Red fox makes orphans of endangered snowy plover chicks

Red fox makes orphans of endangered snowy plover chicks
Three snowy plover chicks are in good health after hatching. The chicks are being cared for at the Oregon Coast Aquarium in Newport and will be released after they fledge, in about 28 days. Photo by Cindy Hanson, Oregon Coast Aquarium

NEWPORT, Ore. - Three abandoned Western snowy plover chicks are receiving care at the Oregon Coast Aquarium this week after their parents were killed by a red fox at Bandon State Natural Area. 

The birds, currently listed as threatened under the Oregon Endangered Species Act, were found by snowy plover monitors from Institute for Natural Resources, Portland State University. 

One had already hatched, one hatched en route to the Aquarium and the third chick hatched shortly after arriving at the Aquarium. Biologists deducted it was a red fox because it left tracks and the dead parents were found nearby.

The snowy plover is a native shore bird that lives on the beach year-round. Recent counts indicate that about 247-253 birds currently survive in Oregon, an increase from a record low of 28 birds in 1992. The main reason for their declining population is loss of habitat.

Snowy plovers need flat continuous areas of sand with no grass. They used to inhabit Oregon’s beaches up and down the coastline, but developments and beach grass have destroyed much of their habitat. 

Biologists hope to add vital information on how to restore plover populations, according to Laura Todd, Field Supervisor, Newport Field Office of US Fish & Wildlife Service (USFWS). 

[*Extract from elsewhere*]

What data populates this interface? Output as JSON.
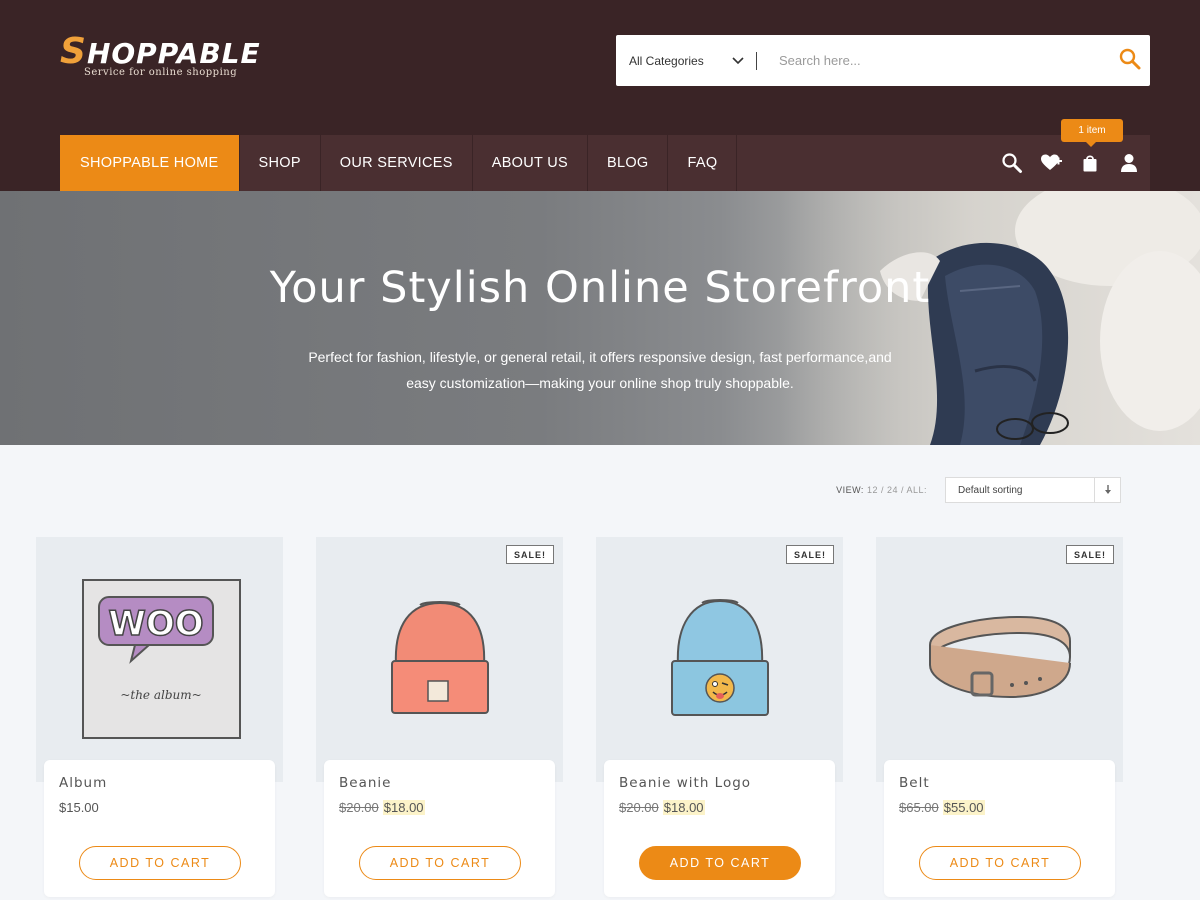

“We lost two adults in this incident and hope to keep these chicks in the population. Ultimately, we hope to learn more about how to care for plover chicks. The partnerships that form from these efforts help to conserve the species over the long term,” said Todd.

“Our goal at the Aquarium is to release the birds in 28 days after they have fledged,” said CJ McCarty, Aquarium Curator of Birds. “The Service will release them in same area they were found.” McCarty said she believed they have a good chance of surviving because they have a lot of instincts and were chasing crickets and eating worms shortly after being hatched. “We’ll make a point to limit interaction with them so they don’t become habituated to humans.”

McCarty said the Aquarium has been a part of the plover recovery program and this is the first time in five years they have been called upon to assist with plover chicks.  “We can also provide public education about the plovers by interpreting the process.”

The plovers are the second animal rescue in the past week for the Aquarium and the Service. It is also currently rehabilitating a male Green sea turtle found stranded at Moolack Beach in Newport. “The Aquarium and its staff try to be good stewards of our ‘back yard,’ the Oregon Coast.,” said Jim Burke, Aquarium Director of Animal Husbandry. “We play a specialized role and aid the federal agencies in protecting populations of endangered and threatened species.  When asked, we utilize our expertise to the best of our ability to help rehabilitate with the goal of reintroduction of these animals. “